Firstly, non-fiction can be just as absorbing as fiction when it is written with passion and when you have the right author with the capability to inspire generations. The Earth’s Immense Oceans is authored by Isabel Thomas – a science writer and children’s author who has written more than 150 books for children. She’s honed the necessary ingredients needed to create curious reads for curious minds. She takes the reader on a wondrous journey, peeking into the depths of the oceans, unearthing new science, magnifying the wonders of biology, and linking our human experiences to it. Readers swiftly understand what makes up the oceans, how the seas impact whether we will have sun or rain tomorrow, that our deep blue provides us with valuable food and nutrients, and that the ocean stores most of the earth’s carbon. Passion and hooks to engage young readers ooze off every page.
It’s not just facts and interesting things to learn that are oozing off pages, The Earth’s Immense Oceans is interwoven with humour. Quality non-fiction not only informs but presents information in digestible and visual chunks that often have a tint of humour to them. The design needs to be clear yet compelling, colourful yet simple to process. Structured with comic strips, labels, hero panels, information panels, and humorous artwork, Oceans is engaging, enjoyable to read, easy to dip into, and a treasure trove of mind-boggling facts.
Finally, quality non-fiction must also be authoritative. The facts must be sound, and the voice trusted. This is a crucial part of Oxford University Press’s role as publisher – to take the passion and the information and the humour and give it that authoritative stamp. Our non-fiction development process is rigorous, it goes through several stages of consultancy, appropriate levelling and fine-tuning to get the best book into the hands of our young readers. In The Earth’s Immense Oceans, Thomas takes the readers on a path through undersea forests, passing by teeny phytoplankton that provide us with oxygen, and waving a swift hello to sailfish and swordfish who are the fastest animals in the sea, swimming even faster than a cheetah’s run – an intriguing expedition that can be enjoyed in safety knowing the best authors, consultants, experts, and minds have been at work. The journey of reading quality non-fiction begins long before the reader turns to the first page.

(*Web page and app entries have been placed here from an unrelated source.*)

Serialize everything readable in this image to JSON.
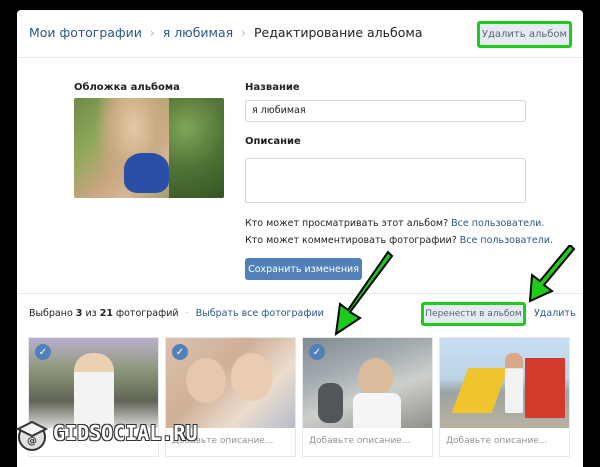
{
  "breadcrumb": {
    "items": [
      "Мои фотографии",
      "я любимая"
    ],
    "current": "Редактирование альбома"
  },
  "header": {
    "delete_album_label": "Удалить альбом"
  },
  "album": {
    "cover_label": "Обложка альбома",
    "name_label": "Название",
    "name_value": "я любимая",
    "description_label": "Описание",
    "description_value": ""
  },
  "permissions": {
    "view_text": "Кто может просматривать этот альбом?",
    "view_value": "Все пользователи.",
    "comment_text": "Кто может комментировать фотографии?",
    "comment_value": "Все пользователи."
  },
  "save_label": "Сохранить изменения",
  "selection": {
    "prefix": "Выбрано",
    "selected": "3",
    "of": "из",
    "total": "21",
    "suffix": "фотографий",
    "select_all": "Выбрать все фотографии",
    "move_label": "Перенести в альбом",
    "delete_label": "Удалить"
  },
  "photos": [
    {
      "caption": "",
      "selected": true
    },
    {
      "caption": "Добавьте описание...",
      "selected": true
    },
    {
      "caption": "Добавьте описание...",
      "selected": true
    },
    {
      "caption": "Добавьте описание...",
      "selected": false
    }
  ],
  "watermark": {
    "text": "GIDSOCIAL.RU"
  },
  "colors": {
    "highlight": "#1dcc1a",
    "link": "#2a5885",
    "primary": "#5181b8"
  }
}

Non-fiction helps children to understand the world they live in, how it’s changed, is changing, and how they can be a part of it. It’s not just our oceans that these readers can learn about, there are plenty more worlds to discover. With twelve books in this series, children can journey from minute germs to the expansive universe, from climate change to artificial intelligence, from activism to energy, from myths and legends to our thunderous rainforests, from boggling data all the way to the complexities of our brains and the sweet sounds of music. Quality non-fiction has the potential to nurture musicians, scientists, historians, social advocates, and more.
All this to say, there very definitely remains a place for quality non-fiction publishing for young readers – when there is simply so much to know and find out, thee twelve books in this series are crafted and expertly curated to equip children with the information they need to discover and explore new passions.
Worlds are explored, knowledge is absorbed, horizons are broadened.
Thank you so much to Emily and Sam and the team at OUP for taking part in NNFN.
‘The Earth’s Immense Oceans’ (ISBN: 978-0192780324) is one of the Very Short Introductions for Curious Young Minds series, published by OUP.